>>>

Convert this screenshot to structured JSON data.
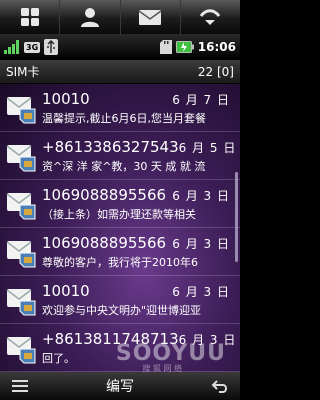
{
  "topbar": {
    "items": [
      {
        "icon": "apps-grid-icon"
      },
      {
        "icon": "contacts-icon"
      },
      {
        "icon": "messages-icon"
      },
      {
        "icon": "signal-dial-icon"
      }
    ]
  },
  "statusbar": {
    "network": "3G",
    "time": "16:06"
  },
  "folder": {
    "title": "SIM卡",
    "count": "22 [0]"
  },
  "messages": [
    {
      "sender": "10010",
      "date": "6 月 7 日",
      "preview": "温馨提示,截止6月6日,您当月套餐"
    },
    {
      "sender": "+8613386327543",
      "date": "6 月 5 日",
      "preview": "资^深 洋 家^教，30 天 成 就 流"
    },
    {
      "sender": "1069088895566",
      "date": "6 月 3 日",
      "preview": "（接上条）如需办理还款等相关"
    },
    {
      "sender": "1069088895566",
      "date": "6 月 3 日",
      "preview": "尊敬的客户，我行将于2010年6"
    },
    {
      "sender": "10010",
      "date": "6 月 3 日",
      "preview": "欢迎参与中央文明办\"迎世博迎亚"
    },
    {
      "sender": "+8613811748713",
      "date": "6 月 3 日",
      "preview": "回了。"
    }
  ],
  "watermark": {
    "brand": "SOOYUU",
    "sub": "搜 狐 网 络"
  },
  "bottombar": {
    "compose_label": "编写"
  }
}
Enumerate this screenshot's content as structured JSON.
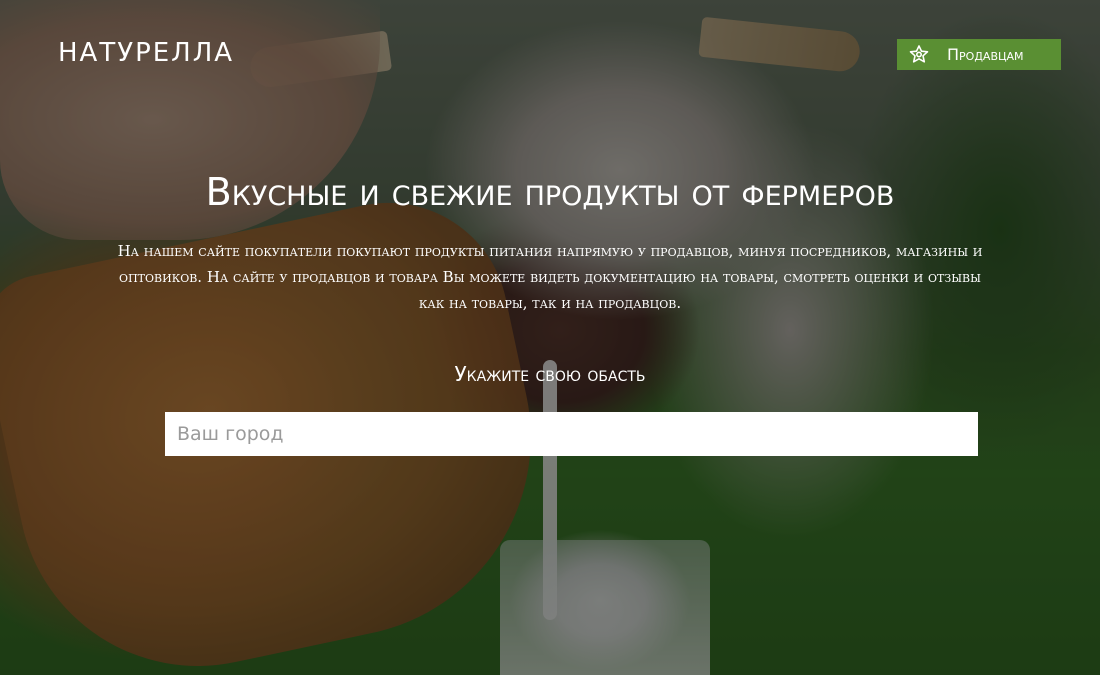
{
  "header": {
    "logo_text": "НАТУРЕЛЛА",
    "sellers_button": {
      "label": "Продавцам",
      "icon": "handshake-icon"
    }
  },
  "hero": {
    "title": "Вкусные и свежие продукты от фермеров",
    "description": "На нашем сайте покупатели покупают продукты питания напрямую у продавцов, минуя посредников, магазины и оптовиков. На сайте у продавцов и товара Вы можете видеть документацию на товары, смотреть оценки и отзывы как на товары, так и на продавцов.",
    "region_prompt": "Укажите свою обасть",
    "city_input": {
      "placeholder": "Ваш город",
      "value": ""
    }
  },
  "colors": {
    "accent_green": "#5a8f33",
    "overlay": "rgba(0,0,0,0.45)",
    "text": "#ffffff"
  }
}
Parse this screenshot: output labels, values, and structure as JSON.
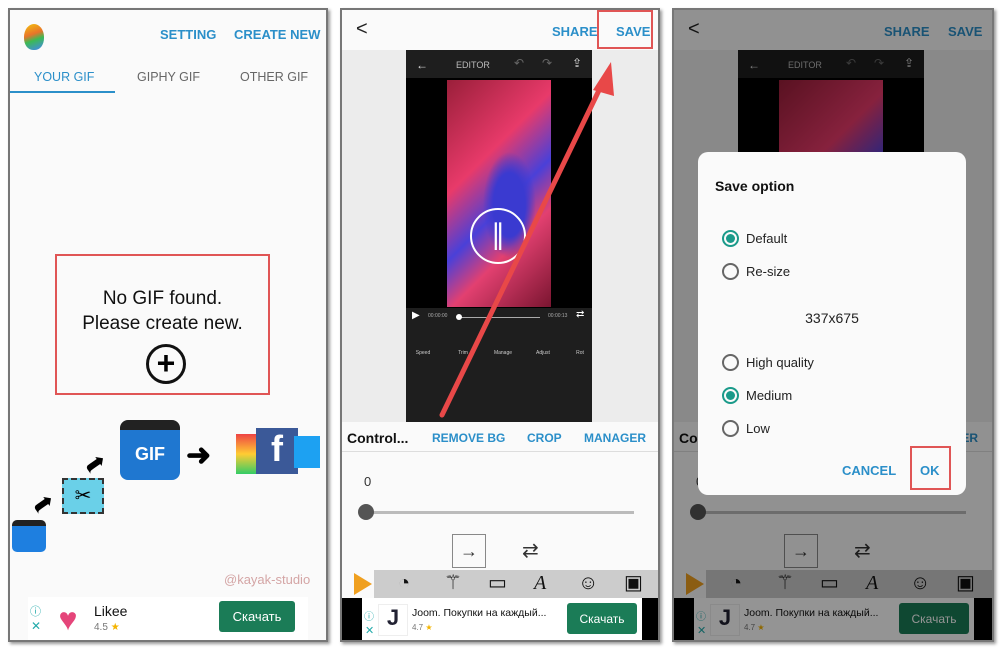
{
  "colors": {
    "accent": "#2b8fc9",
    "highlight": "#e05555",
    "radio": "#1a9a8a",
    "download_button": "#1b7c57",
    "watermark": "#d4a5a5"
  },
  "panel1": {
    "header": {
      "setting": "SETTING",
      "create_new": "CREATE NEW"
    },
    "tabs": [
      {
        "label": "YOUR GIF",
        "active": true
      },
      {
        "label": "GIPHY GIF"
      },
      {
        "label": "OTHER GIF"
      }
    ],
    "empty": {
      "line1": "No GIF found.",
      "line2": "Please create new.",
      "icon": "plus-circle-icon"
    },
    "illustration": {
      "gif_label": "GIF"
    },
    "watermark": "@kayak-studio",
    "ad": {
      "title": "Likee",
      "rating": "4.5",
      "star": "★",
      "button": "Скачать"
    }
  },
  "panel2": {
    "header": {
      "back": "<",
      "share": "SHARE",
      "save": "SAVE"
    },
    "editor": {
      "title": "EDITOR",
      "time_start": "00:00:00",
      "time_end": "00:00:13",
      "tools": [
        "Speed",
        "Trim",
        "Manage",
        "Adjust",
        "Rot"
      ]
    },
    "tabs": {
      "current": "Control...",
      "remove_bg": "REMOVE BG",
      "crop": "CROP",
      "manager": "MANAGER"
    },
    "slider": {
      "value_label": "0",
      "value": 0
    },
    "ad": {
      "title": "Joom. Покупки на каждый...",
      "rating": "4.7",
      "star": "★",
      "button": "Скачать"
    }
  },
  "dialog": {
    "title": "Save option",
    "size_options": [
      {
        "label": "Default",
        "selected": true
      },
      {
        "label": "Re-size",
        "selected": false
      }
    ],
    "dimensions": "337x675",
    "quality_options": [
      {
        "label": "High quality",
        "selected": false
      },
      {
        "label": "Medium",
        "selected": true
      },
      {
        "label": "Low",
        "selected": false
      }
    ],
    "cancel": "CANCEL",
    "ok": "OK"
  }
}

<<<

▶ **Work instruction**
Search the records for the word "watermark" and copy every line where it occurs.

▶ **Task solution**
  "watermark": {
    "watermark": "#d4a5a5"
    "watermark": "@kayak-studio",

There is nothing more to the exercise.